“Without any assistance, it can capture images throughout the night, with the only human input being made from the comfort of the living room—hence, the nickname ‘Astronomy in Slippers’.”
The construction of Zdeněk’s observatory took more than eight years of work in the garage and has served as a model for much larger observatories over the entire world. But having a home set-up to envy hasn’t removed his appetite for exploring.
“I am an incredibly enthusiastic astronomer and, therefore, I can’t miss a single opportunity to capture an image of the Milky Way, especially in places where the night is so very dark. Luckily such opportunities often arise during my business travels.”
The images you see here were captured by Zdeněk during a trip to the European Southern Observatory (ESO) in the southern Atacama Desert region of Chile.
“Due to its light pollution, Europe is far from being the perfect place for astronomy.”
The ESO is located at La Silla, which is a formidable 2,450m above sea level. Due to its remoteness, it’s not an easy task to reach the observatory.
“After the fifteen-hour flight, you find yourself in the middle of a stark desert,” says Zdeněk. “But as much as it may seem inhospitable, it’s a paradise to astronomers, rich with opportunities.”
The seclusion and the clear skies were among the main reasons ESO chose the location for its first base, which was set up in 1962. (Fifty years later, Zdeněk was involved in installing modern robotics.)
Zdeněk says: “It’s a place where the Milky Way throws a shadow spectacular. A place that prides itself on its dark blue hues and crystal-clear sky. Its special attributes come from the fact that Atacama, as one of the driest places on the planet, is very far from any cities and their light pollution.
“It truly is a once-in-a-lifetime experience, especially for Europeans. To see Orion ‘upside down’ and drowning in thousands of stars, is an unforgettable experience.”
Zdeněk says taking great images of the skies is not difficult, however it involves a notable amount of experience, a great deal of patience, and equipment (which must fit into a suitcase).
“The most important and essential part of equipment are the lenses. I use those of Carl Zeiss AG, namely ones from their Otus set, and a Nikon D810A camera designed specifically for astrophotography.”
The 85mm Otus is capable of capturing stars of up to 16.5 magnitude (perceived star size) per one pixel of the sensor.
As astonishing as this fact may be, such sensitivity is necessary to capture perfect images and later for editing.
“If you’re up for a real challenge, try capturing images of rare phenomenon such as Zodiacal light and Airglow (above).
“Capturing the fine structures of the Milky Way is also exceedingly difficult.”

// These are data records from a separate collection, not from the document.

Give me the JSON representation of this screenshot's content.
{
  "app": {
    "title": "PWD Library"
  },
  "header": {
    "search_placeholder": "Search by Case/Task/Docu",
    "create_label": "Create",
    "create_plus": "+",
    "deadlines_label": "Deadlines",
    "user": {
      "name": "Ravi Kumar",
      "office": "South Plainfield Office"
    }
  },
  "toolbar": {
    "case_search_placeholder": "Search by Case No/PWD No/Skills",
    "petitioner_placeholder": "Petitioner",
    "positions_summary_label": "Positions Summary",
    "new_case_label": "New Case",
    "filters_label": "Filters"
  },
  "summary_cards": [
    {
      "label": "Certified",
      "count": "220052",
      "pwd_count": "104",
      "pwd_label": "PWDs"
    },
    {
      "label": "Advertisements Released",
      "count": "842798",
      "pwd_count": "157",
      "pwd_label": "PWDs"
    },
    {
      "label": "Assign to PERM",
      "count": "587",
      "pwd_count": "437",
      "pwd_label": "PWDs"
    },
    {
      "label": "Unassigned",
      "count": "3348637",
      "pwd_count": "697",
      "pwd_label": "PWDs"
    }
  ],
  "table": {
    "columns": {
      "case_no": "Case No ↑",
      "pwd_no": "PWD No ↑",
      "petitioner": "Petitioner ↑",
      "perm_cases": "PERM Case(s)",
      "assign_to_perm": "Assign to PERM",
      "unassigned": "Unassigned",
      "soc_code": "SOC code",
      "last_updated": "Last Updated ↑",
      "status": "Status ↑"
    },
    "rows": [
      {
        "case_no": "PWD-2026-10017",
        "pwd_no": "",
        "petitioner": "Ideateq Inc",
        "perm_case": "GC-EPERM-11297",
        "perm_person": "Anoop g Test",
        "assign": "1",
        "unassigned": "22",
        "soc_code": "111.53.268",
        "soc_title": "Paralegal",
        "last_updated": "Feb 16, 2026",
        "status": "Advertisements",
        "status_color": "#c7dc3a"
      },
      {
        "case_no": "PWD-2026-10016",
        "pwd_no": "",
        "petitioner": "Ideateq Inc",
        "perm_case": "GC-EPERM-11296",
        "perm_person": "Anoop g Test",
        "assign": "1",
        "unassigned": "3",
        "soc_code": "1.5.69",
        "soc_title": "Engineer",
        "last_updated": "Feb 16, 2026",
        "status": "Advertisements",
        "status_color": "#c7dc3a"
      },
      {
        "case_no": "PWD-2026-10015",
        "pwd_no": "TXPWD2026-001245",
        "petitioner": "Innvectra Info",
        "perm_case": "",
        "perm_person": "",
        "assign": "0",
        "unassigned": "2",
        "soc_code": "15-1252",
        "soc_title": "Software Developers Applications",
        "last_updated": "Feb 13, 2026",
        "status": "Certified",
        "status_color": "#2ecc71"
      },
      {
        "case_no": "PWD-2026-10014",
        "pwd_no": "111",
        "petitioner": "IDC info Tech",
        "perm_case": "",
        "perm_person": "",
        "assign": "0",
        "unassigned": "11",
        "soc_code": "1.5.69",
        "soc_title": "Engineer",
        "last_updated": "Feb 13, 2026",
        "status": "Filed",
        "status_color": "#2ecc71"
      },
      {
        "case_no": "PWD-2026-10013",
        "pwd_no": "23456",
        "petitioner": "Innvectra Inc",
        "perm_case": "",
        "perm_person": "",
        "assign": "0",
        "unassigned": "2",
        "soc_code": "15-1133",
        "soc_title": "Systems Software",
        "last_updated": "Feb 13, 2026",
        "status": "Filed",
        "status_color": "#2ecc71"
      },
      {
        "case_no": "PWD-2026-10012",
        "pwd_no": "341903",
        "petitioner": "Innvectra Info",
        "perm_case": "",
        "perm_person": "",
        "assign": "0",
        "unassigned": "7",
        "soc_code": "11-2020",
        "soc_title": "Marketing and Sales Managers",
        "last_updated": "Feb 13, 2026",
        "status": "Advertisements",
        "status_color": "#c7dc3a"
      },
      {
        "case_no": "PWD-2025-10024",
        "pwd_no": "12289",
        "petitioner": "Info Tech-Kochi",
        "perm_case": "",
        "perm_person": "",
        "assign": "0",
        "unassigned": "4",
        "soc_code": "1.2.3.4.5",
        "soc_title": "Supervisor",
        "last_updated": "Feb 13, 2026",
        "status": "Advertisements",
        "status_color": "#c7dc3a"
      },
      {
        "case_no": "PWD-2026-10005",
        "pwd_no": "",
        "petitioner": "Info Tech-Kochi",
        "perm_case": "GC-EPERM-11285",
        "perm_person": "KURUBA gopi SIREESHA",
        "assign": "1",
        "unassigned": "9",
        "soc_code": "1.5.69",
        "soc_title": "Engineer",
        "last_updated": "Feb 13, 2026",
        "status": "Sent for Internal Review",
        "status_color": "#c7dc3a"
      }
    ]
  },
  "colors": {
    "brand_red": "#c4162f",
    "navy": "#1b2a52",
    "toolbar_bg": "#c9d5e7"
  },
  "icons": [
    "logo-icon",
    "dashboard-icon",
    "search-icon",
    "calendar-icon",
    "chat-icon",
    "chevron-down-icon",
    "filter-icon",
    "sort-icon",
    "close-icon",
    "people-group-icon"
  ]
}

“Finally,” says Zdeněk; “for editing I use a few software applications but the main one is Affinity Photo. I purchased this software more than a year ago and I was amazed by its intuitiveness and how powerful the software is.
“It makes editing photos much faster and offers a very user-friendly interface with easy-to-navigate tool panels.”
You can learn more about shooting star trails in this feature by Affinity Photo educator James Ritson.